Our celebration was great. The kids were proud and the parents were pleased. I talked briefly about how every child had grown as a writer, though each was at a different point in the writing process.
Every child chose his or her topic, though I gave some guidance on topics that I didn't think were going to work. Nevertheless, one boy wrote his essay on "we should not have school every day." In spite of my discussions with him about the big fact that we DON'T have school every day, he really wanted that thesis and he made it work. Many of the topics were quite serious and reflected injustices and problems that the young writers feel strongly about -- puppy mills, pollution, chemicals in foods, and even one on terrorism from a very mature 4th grader.
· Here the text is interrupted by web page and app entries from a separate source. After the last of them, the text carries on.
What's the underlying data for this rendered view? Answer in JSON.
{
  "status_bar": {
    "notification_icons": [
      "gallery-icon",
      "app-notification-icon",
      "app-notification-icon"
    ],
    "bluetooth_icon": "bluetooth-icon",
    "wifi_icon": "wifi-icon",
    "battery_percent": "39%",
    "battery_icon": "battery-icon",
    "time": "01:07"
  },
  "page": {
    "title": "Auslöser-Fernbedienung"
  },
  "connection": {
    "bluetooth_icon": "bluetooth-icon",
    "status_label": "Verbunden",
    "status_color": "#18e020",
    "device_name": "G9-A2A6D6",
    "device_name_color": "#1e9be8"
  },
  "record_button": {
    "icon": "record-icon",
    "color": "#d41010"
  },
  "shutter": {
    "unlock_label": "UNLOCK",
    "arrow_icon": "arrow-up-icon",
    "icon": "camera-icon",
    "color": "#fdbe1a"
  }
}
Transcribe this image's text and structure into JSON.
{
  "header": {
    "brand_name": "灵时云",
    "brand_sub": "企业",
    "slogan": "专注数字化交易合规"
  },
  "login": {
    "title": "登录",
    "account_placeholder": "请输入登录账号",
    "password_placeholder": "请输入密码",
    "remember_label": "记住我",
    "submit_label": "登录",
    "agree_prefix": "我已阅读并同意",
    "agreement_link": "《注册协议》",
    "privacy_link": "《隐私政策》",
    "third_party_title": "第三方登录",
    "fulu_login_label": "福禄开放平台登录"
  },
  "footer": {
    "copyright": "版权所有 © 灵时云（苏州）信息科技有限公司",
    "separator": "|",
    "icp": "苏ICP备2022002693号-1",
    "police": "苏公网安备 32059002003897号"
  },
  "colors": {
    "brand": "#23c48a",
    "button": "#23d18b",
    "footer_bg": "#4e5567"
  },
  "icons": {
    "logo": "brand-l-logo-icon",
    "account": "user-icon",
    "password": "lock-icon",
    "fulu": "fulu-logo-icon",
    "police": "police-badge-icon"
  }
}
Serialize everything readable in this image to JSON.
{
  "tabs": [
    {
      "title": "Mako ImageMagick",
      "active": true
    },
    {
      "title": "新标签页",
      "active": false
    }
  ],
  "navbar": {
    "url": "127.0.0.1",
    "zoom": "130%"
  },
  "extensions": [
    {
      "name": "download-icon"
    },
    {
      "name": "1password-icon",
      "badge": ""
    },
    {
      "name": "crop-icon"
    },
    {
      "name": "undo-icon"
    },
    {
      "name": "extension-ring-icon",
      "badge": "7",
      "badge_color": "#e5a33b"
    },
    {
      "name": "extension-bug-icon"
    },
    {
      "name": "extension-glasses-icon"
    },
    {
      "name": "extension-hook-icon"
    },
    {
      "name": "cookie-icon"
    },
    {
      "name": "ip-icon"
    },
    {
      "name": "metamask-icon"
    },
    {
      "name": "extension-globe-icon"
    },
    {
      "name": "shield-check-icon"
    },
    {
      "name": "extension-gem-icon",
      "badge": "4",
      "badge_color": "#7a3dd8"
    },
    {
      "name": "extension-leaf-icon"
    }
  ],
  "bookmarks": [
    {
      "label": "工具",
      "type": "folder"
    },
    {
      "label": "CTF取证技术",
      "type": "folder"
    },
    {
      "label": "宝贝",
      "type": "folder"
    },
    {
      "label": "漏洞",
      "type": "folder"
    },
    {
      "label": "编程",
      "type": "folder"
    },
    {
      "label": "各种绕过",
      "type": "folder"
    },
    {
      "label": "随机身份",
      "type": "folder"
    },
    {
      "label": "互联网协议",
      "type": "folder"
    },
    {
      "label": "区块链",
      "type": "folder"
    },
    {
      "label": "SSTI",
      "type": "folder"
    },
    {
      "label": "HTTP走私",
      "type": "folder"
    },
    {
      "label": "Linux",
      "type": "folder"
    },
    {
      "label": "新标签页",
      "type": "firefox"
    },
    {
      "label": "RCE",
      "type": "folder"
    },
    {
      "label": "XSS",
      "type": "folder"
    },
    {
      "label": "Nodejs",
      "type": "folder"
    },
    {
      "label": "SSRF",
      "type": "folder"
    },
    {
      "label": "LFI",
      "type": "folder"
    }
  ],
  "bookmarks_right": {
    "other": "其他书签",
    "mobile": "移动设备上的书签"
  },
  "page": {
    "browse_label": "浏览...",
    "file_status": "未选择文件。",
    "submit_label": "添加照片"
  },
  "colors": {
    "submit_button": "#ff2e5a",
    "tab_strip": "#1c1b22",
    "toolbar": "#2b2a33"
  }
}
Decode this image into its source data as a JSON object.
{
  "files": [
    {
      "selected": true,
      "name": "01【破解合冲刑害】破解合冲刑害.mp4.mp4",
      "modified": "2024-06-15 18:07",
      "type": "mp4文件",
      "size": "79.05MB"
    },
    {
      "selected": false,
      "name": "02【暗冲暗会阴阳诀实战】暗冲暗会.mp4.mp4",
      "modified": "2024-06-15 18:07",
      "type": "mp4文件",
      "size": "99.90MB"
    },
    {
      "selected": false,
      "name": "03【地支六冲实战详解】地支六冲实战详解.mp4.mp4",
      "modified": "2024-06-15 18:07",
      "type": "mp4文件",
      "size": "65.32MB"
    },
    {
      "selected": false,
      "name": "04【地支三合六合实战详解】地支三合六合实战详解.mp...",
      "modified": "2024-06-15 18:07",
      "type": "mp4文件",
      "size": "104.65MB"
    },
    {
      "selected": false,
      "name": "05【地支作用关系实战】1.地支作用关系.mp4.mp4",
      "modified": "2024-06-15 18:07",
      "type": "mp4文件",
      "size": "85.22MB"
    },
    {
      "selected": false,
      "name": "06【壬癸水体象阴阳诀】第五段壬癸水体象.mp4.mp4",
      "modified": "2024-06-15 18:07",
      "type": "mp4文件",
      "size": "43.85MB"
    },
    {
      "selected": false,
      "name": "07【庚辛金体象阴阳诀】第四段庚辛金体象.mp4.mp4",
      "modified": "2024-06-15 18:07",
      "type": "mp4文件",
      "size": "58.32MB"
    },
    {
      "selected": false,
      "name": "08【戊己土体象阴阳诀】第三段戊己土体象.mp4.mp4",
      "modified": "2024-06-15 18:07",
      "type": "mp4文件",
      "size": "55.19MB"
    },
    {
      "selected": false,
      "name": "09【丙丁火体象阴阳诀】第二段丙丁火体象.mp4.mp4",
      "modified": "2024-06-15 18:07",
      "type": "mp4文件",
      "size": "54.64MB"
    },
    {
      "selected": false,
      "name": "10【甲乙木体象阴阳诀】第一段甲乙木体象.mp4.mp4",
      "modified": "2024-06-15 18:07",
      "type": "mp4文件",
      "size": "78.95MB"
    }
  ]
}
The museum part of the celebration is a lot of fun. It's unstructured after sitting and listening to essays, and the parents are always so willing to talk to all the kids and ask them questions. Though the parents see their children doing homework, coming to a celebration of writing helps them realize how much their children are learning and how far they have come. I'm always a bit worried about whether we'll pull it off -- two students were still finishing their essays an hour before parents arrived! -- but once the party starts, it's the kids' show and they step up to the task. I can just bask in the glow.